***** Data shown *****

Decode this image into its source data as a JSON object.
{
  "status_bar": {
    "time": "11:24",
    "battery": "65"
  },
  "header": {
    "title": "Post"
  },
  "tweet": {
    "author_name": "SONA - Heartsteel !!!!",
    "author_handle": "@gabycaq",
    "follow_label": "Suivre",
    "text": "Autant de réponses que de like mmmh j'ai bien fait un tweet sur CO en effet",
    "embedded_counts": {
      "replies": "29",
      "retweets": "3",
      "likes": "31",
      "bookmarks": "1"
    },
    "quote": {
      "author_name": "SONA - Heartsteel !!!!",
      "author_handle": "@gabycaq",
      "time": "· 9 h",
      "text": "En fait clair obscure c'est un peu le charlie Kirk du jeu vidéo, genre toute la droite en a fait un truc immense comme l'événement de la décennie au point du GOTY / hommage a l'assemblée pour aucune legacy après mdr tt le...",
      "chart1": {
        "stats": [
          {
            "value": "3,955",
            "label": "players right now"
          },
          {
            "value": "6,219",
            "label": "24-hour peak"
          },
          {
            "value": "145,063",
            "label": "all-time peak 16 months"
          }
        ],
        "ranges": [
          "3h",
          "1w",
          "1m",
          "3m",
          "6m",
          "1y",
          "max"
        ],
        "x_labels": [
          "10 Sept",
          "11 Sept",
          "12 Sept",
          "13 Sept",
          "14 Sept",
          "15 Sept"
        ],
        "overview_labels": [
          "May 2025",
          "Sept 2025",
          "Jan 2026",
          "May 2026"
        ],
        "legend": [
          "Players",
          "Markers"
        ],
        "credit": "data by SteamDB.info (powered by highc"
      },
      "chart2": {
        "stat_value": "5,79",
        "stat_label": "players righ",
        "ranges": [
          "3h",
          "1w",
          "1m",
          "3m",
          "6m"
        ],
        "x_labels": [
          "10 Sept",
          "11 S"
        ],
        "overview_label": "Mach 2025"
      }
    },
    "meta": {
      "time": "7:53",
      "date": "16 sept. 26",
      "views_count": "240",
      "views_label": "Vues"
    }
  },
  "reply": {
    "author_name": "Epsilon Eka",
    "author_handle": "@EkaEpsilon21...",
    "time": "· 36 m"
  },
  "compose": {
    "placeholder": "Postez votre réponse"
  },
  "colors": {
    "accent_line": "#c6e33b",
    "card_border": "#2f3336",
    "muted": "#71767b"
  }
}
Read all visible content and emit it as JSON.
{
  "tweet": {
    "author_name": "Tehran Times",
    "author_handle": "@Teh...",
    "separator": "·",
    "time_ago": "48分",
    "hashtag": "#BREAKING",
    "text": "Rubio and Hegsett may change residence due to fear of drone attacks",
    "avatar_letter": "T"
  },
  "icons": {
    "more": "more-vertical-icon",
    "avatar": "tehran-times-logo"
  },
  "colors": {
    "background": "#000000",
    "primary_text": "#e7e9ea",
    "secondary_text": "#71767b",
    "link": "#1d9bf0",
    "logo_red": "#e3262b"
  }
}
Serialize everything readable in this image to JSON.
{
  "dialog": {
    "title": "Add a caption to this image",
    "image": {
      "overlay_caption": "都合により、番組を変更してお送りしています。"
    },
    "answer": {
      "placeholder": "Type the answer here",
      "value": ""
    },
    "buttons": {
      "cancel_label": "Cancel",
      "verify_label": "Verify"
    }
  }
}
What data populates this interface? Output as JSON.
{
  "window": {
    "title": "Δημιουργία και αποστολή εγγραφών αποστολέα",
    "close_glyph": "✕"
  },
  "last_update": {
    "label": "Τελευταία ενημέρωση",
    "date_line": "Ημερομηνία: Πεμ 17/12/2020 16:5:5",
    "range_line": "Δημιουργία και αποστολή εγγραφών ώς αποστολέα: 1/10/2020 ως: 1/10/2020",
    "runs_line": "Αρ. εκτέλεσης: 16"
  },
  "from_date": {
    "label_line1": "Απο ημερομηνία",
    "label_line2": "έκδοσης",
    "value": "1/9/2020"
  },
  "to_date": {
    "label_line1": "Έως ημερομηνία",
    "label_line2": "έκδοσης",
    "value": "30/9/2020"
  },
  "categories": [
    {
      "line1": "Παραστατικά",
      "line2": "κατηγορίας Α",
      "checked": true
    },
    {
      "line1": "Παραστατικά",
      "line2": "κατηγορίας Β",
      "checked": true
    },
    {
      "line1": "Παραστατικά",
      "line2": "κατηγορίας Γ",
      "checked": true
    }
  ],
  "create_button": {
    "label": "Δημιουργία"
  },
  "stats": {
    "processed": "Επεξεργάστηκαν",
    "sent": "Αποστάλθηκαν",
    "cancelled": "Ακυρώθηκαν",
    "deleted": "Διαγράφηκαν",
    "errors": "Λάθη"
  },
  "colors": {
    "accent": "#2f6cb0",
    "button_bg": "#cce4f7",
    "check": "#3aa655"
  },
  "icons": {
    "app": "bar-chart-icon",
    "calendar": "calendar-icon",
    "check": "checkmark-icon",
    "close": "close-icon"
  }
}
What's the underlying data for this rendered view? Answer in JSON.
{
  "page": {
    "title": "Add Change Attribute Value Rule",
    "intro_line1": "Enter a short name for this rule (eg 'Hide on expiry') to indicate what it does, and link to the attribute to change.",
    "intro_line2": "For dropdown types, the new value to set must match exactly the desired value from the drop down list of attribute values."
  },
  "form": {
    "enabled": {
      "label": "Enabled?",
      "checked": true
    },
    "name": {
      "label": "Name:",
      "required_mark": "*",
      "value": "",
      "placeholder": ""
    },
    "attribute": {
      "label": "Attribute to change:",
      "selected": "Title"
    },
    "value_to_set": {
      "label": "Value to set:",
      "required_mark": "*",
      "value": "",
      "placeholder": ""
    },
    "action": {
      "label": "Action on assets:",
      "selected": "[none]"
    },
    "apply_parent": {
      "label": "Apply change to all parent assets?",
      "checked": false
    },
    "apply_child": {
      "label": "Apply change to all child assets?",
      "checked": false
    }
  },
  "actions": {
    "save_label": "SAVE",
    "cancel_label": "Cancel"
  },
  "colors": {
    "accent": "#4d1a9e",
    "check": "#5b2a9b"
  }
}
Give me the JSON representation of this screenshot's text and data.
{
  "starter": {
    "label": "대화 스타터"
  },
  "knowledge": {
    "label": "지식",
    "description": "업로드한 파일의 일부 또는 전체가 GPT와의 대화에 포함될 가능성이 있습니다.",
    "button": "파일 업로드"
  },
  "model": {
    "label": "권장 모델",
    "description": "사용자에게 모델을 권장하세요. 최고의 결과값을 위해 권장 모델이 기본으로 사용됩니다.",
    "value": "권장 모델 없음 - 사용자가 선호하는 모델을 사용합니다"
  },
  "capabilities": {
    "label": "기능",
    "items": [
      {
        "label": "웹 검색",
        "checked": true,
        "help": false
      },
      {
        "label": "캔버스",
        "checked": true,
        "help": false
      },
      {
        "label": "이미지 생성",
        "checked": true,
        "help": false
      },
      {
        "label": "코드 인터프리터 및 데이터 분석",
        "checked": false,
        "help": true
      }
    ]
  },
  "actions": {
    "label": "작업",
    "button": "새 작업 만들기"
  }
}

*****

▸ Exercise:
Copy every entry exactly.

▸ Answer space:
Decode this image into its source data as a JSON object.
{
  "status_bar": {
    "time": "11:24",
    "battery": "65"
  },
  "header": {
    "title": "Post"
  },
  "tweet": {
    "author_name": "SONA - Heartsteel !!!!",
    "author_handle": "@gabycaq",
    "follow_label": "Suivre",
    "text": "Autant de réponses que de like mmmh j'ai bien fait un tweet sur CO en effet",
    "embedded_counts": {
      "replies": "29",
      "retweets": "3",
      "likes": "31",
      "bookmarks": "1"
    },
    "quote": {
      "author_name": "SONA - Heartsteel !!!!",
      "author_handle": "@gabycaq",
      "time": "· 9 h",
      "text": "En fait clair obscure c'est un peu le charlie Kirk du jeu vidéo, genre toute la droite en a fait un truc immense comme l'événement de la décennie au point du GOTY / hommage a l'assemblée pour aucune legacy après mdr tt le...",
      "chart1": {
        "stats": [
          {
            "value": "3,955",
            "label": "players right now"
          },
          {
            "value": "6,219",
            "label": "24-hour peak"
          },
          {
            "value": "145,063",
            "label": "all-time peak 16 months"
          }
        ],
        "ranges": [
          "3h",
          "1w",
          "1m",
          "3m",
          "6m",
          "1y",
          "max"
        ],
        "x_labels": [
          "10 Sept",
          "11 Sept",
          "12 Sept",
          "13 Sept",
          "14 Sept",
          "15 Sept"
        ],
        "overview_labels": [
          "May 2025",
          "Sept 2025",
          "Jan 2026",
          "May 2026"
        ],
        "legend": [
          "Players",
          "Markers"
        ],
        "credit": "data by SteamDB.info (powered by highc"
      },
      "chart2": {
        "stat_value": "5,79",
        "stat_label": "players righ",
        "ranges": [
          "3h",
          "1w",
          "1m",
          "3m",
          "6m"
        ],
        "x_labels": [
          "10 Sept",
          "11 S"
        ],
        "overview_label": "Mach 2025"
      }
    },
    "meta": {
      "time": "7:53",
      "date": "16 sept. 26",
      "views_count": "240",
      "views_label": "Vues"
    }
  },
  "reply": {
    "author_name": "Epsilon Eka",
    "author_handle": "@EkaEpsilon21...",
    "time": "· 36 m"
  },
  "compose": {
    "placeholder": "Postez votre réponse"
  },
  "colors": {
    "accent_line": "#c6e33b",
    "card_border": "#2f3336",
    "muted": "#71767b"
  }
}
Read all visible content and emit it as JSON.
{
  "tweet": {
    "author_name": "Tehran Times",
    "author_handle": "@Teh...",
    "separator": "·",
    "time_ago": "48分",
    "hashtag": "#BREAKING",
    "text": "Rubio and Hegsett may change residence due to fear of drone attacks",
    "avatar_letter": "T"
  },
  "icons": {
    "more": "more-vertical-icon",
    "avatar": "tehran-times-logo"
  },
  "colors": {
    "background": "#000000",
    "primary_text": "#e7e9ea",
    "secondary_text": "#71767b",
    "link": "#1d9bf0",
    "logo_red": "#e3262b"
  }
}
Serialize everything readable in this image to JSON.
{
  "dialog": {
    "title": "Add a caption to this image",
    "image": {
      "overlay_caption": "都合により、番組を変更してお送りしています。"
    },
    "answer": {
      "placeholder": "Type the answer here",
      "value": ""
    },
    "buttons": {
      "cancel_label": "Cancel",
      "verify_label": "Verify"
    }
  }
}
What data populates this interface? Output as JSON.
{
  "window": {
    "title": "Δημιουργία και αποστολή εγγραφών αποστολέα",
    "close_glyph": "✕"
  },
  "last_update": {
    "label": "Τελευταία ενημέρωση",
    "date_line": "Ημερομηνία: Πεμ 17/12/2020 16:5:5",
    "range_line": "Δημιουργία και αποστολή εγγραφών ώς αποστολέα: 1/10/2020 ως: 1/10/2020",
    "runs_line": "Αρ. εκτέλεσης: 16"
  },
  "from_date": {
    "label_line1": "Απο ημερομηνία",
    "label_line2": "έκδοσης",
    "value": "1/9/2020"
  },
  "to_date": {
    "label_line1": "Έως ημερομηνία",
    "label_line2": "έκδοσης",
    "value": "30/9/2020"
  },
  "categories": [
    {
      "line1": "Παραστατικά",
      "line2": "κατηγορίας Α",
      "checked": true
    },
    {
      "line1": "Παραστατικά",
      "line2": "κατηγορίας Β",
      "checked": true
    },
    {
      "line1": "Παραστατικά",
      "line2": "κατηγορίας Γ",
      "checked": true
    }
  ],
  "create_button": {
    "label": "Δημιουργία"
  },
  "stats": {
    "processed": "Επεξεργάστηκαν",
    "sent": "Αποστάλθηκαν",
    "cancelled": "Ακυρώθηκαν",
    "deleted": "Διαγράφηκαν",
    "errors": "Λάθη"
  },
  "colors": {
    "accent": "#2f6cb0",
    "button_bg": "#cce4f7",
    "check": "#3aa655"
  },
  "icons": {
    "app": "bar-chart-icon",
    "calendar": "calendar-icon",
    "check": "checkmark-icon",
    "close": "close-icon"
  }
}
What's the underlying data for this rendered view? Answer in JSON.
{
  "page": {
    "title": "Add Change Attribute Value Rule",
    "intro_line1": "Enter a short name for this rule (eg 'Hide on expiry') to indicate what it does, and link to the attribute to change.",
    "intro_line2": "For dropdown types, the new value to set must match exactly the desired value from the drop down list of attribute values."
  },
  "form": {
    "enabled": {
      "label": "Enabled?",
      "checked": true
    },
    "name": {
      "label": "Name:",
      "required_mark": "*",
      "value": "",
      "placeholder": ""
    },
    "attribute": {
      "label": "Attribute to change:",
      "selected": "Title"
    },
    "value_to_set": {
      "label": "Value to set:",
      "required_mark": "*",
      "value": "",
      "placeholder": ""
    },
    "action": {
      "label": "Action on assets:",
      "selected": "[none]"
    },
    "apply_parent": {
      "label": "Apply change to all parent assets?",
      "checked": false
    },
    "apply_child": {
      "label": "Apply change to all child assets?",
      "checked": false
    }
  },
  "actions": {
    "save_label": "SAVE",
    "cancel_label": "Cancel"
  },
  "colors": {
    "accent": "#4d1a9e",
    "check": "#5b2a9b"
  }
}
Give me the JSON representation of this screenshot's text and data.
{
  "starter": {
    "label": "대화 스타터"
  },
  "knowledge": {
    "label": "지식",
    "description": "업로드한 파일의 일부 또는 전체가 GPT와의 대화에 포함될 가능성이 있습니다.",
    "button": "파일 업로드"
  },
  "model": {
    "label": "권장 모델",
    "description": "사용자에게 모델을 권장하세요. 최고의 결과값을 위해 권장 모델이 기본으로 사용됩니다.",
    "value": "권장 모델 없음 - 사용자가 선호하는 모델을 사용합니다"
  },
  "capabilities": {
    "label": "기능",
    "items": [
      {
        "label": "웹 검색",
        "checked": true,
        "help": false
      },
      {
        "label": "캔버스",
        "checked": true,
        "help": false
      },
      {
        "label": "이미지 생성",
        "checked": true,
        "help": false
      },
      {
        "label": "코드 인터프리터 및 데이터 분석",
        "checked": false,
        "help": true
      }
    ]
  },
  "actions": {
    "label": "작업",
    "button": "새 작업 만들기"
  }
}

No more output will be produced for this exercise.